*** Opening Exercise material ***

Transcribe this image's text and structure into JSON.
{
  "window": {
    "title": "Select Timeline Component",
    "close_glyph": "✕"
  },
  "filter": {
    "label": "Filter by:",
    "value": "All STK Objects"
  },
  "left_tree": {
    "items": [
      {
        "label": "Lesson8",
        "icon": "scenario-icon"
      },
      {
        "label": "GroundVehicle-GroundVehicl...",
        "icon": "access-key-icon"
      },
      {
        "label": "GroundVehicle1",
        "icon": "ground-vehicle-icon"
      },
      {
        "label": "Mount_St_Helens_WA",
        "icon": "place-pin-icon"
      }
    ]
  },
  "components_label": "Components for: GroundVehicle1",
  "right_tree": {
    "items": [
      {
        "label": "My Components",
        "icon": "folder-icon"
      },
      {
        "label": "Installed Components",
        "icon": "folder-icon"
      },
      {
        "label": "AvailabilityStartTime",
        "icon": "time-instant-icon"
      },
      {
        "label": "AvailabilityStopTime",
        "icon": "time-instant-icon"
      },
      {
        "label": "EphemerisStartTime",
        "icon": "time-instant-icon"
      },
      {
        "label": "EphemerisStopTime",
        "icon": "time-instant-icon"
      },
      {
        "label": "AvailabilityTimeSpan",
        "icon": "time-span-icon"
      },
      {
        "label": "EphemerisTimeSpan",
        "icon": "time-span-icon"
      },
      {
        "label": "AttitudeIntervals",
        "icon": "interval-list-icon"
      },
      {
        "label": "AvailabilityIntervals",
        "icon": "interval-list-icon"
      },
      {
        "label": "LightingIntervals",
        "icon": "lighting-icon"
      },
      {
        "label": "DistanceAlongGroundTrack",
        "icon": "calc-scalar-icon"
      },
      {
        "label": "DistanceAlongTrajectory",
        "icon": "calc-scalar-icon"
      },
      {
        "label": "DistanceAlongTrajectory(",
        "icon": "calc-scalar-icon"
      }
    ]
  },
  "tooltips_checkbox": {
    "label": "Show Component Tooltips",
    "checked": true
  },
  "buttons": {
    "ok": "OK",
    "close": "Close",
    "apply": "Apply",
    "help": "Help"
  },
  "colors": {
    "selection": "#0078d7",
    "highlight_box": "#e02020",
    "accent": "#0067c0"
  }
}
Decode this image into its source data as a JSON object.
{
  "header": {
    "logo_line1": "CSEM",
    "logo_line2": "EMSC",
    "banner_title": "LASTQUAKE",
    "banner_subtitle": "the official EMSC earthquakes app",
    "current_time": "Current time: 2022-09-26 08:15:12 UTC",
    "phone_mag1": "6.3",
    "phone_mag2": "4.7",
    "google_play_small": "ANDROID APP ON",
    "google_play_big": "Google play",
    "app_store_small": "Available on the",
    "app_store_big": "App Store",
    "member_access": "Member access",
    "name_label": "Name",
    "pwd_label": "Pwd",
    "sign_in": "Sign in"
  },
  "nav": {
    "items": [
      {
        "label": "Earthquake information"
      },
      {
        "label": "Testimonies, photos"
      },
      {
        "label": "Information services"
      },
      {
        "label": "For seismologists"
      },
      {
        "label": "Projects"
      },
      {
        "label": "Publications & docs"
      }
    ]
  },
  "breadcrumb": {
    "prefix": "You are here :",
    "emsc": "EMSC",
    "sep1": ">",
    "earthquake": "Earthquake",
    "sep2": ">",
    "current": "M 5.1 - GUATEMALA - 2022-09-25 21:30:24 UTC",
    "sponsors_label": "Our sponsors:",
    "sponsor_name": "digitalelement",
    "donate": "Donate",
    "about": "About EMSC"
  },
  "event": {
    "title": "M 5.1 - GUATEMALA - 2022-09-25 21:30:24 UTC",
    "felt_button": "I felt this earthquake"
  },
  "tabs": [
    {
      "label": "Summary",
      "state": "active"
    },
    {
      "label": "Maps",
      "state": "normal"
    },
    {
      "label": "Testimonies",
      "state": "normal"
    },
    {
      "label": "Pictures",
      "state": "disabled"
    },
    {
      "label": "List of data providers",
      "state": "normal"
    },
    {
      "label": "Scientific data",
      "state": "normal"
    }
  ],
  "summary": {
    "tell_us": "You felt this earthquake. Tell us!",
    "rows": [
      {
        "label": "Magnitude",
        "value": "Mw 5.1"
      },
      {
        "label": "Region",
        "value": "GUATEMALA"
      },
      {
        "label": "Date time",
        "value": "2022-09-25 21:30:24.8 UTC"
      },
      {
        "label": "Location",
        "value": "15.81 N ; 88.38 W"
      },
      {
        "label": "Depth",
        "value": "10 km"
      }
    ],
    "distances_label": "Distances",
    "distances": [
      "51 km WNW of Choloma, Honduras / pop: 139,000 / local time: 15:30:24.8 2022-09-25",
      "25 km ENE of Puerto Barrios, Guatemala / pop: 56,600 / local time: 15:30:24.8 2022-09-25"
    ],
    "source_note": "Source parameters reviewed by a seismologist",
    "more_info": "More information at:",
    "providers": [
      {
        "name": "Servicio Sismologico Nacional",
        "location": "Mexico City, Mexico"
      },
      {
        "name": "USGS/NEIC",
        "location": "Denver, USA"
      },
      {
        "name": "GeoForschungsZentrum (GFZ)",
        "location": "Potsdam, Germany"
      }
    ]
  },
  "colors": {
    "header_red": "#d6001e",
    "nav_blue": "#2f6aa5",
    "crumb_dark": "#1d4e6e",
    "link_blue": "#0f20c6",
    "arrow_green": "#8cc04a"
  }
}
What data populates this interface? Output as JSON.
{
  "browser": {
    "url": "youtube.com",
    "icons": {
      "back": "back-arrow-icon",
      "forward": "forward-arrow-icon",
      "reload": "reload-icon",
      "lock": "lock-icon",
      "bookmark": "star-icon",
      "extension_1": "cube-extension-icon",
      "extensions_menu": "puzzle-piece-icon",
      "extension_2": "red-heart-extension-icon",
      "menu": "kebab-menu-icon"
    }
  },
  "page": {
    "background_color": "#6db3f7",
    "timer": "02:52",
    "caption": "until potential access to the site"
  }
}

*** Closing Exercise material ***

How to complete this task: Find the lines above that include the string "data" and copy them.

Task output:
Decode this image into its source data as a JSON object.
      "label": "List of data providers",
      "label": "Scientific data",
What data populates this interface? Output as JSON.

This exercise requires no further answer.